Rich Democrats - typically 'coastal elites' - have publicly supported President Biden's tax hikes as long as the money is well spent, and, as long as Biden removes a Trump-era 10% cap on a special deduction for rich taxpayers known as SALT (State and Local Tax), which forced wealthy Americans to pay an additional $88.7 billion in 2021 alone.
The revolt puts Biden in a tough spot - after he promised to redistribute wealth from the rich, while promising that households making under $400,000 per year (ostensibly $200,000 for individuals) wouldn't see an increase. By removing Trump's SALT cap, Biden would be doing the exact opposite of making the rich pay 'their fair share.'
And as Bloomberg points out, there are more rich Democrats than Republicans in the US.
Democrats now represent 65% of taxpayers with a household income of $500,000 or more, according to pre-pandemic Internal Revenue Service statistics. And as Congress begins considering Biden’s $2.25 trillion spending and tax proposal, Democrats are being explicit with their constituents about how much it’ll cost them -- and how much they say it will begin to address issues like income inequality. -Bloomberg
SALT allows wealthy people to in high-tax, high-property-value states to take a federal tax deduction for state and local taxes. In New York Dem. Rep. Carolyn Maloney's district, for example, 19% of her SALT-eligible constituents lost out on $100,405 worth of tax breaks, amounting to as much as $37,000 more paid under the current Trump-cap.
In House Speaker Nancy Pelosi's San Francisco district, 17% of taxpayers lost an average of $53,471 in write-offs, the 6th-most affected congressional district by the cap according to newly released IRS data.
Critics of the SALT cap say it amounts to double taxation, and an incentive for high-income earners to move to lower-tax states. Nationally, just 11.5% of taxpayers itemize their tax returns, allowing them to use the SALT deduction. Beyond that, those with state, local, property and sales tax bills above $10,000 are affected by Trump's cap.
So - while Biden faces pressure from the right not to raise taxes (or minimum wage), particularly on small businesses, he also faces pressure from his own party - as angry elites pressure their elected representatives over cocktails at charity events to remove the SALT cap.
"I’m not voting for any change in the tax code whatsoever unless there’s the restoration of the SALT tax deduction. I’m laying that chit on the table," said Rep. Tom Suozzi (D-NY), who has emerged as a leader of the bipartisan SALT caucus (via Bloomberg).
The demand by Democrats from high-tax states has complicated Biden’s hopes for party unity on his second major legislative effort, and heightened the real-world difficulties of paying for the massive infrastructure bill without raising taxes on the middle class, a key Biden campaign promise.
Democrats have a 218-212 majority in the House.

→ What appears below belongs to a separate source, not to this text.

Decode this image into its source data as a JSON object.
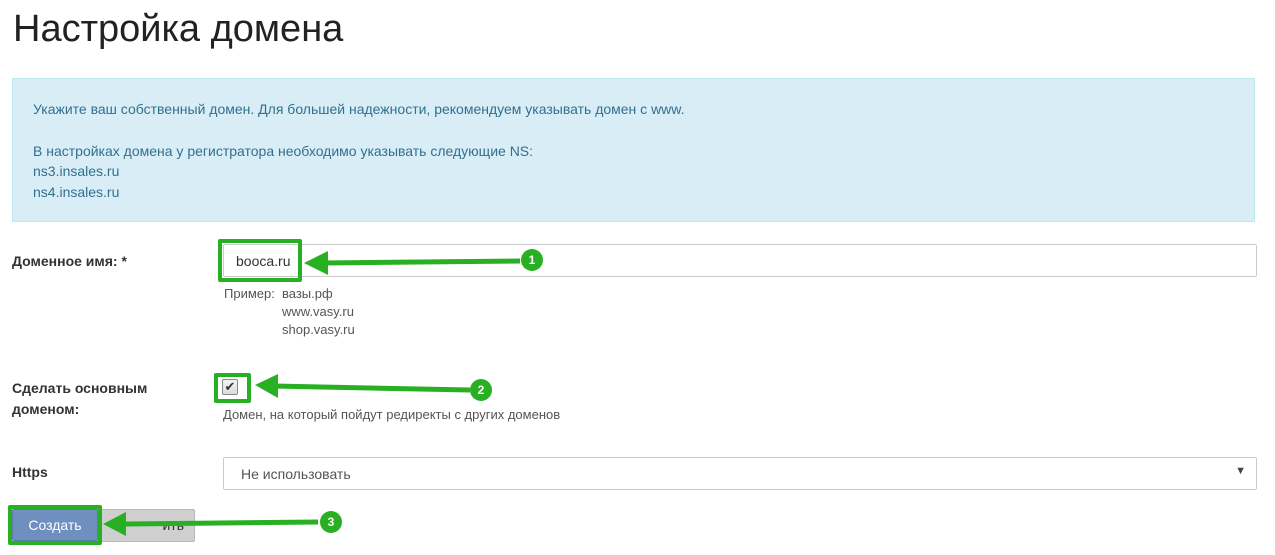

With no Republicans likely to vote for a Biden-led tax increase, they can’t afford to lose more than three votes.
"Around here the operational question is how many votes do you have. We already have a lot of votes for this issue and it’s going to grow," said California Democratic Rep. Anna Eshoo - who represents wealthy enclaves of Silicon Valley, whose rich - and mostly Democratic denizens lost an average of $73,808 in deductions according to the IRS data.
The White House isn't playing ball either, making Biden's tax plan more of an exercise in virtue signaling given the current slim majority Democrats maintain over the House and Senate.

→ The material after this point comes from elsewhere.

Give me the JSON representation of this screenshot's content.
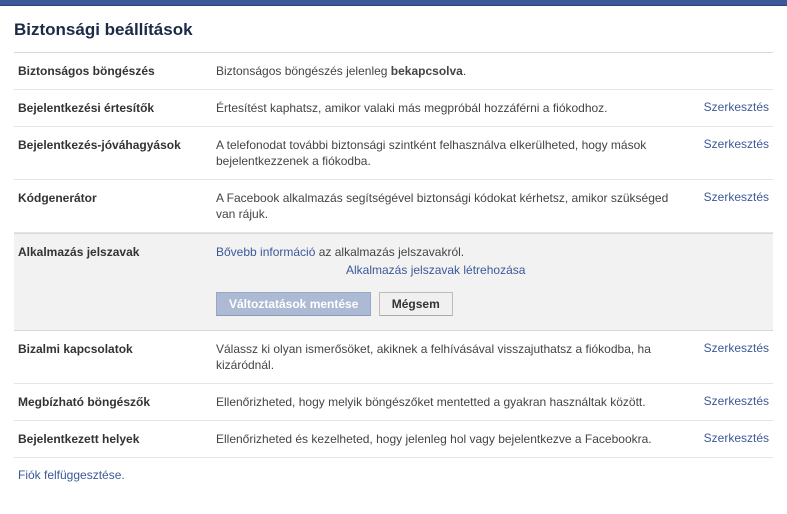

"Just with our little calculators out, it is not a revenue raiser. And so it would add costs -- and potentially significantly -- to a package. There’d have to be a discussion about how that would be paid for, what would be taken out instead," said White House Press Secretary Jen Psaki last week.
At this point, no SALT deduction means no tax hikes, as 17 Democrats sent a letter to Pelosi last week saying that they would "not hesitate to oppose any tax legislation that does not fully restore the SALT deduction."
Rep. Alexandria Ocasio-Cortez (D-NY) calls SALT a "giveaway to the rich," adding "I don’t think that we should be holding the infrastructure package captive for a 100% full repeal of SALT."
"We can have a conversation on the policy, but it’s a bit of an extreme position, to be frank."
If Biden's plan does include a SALT cap deduction, whoever faces him (or President Harris) in 2024 will have plenty of ammunition to call them out on a massive giveaway to their rich friends.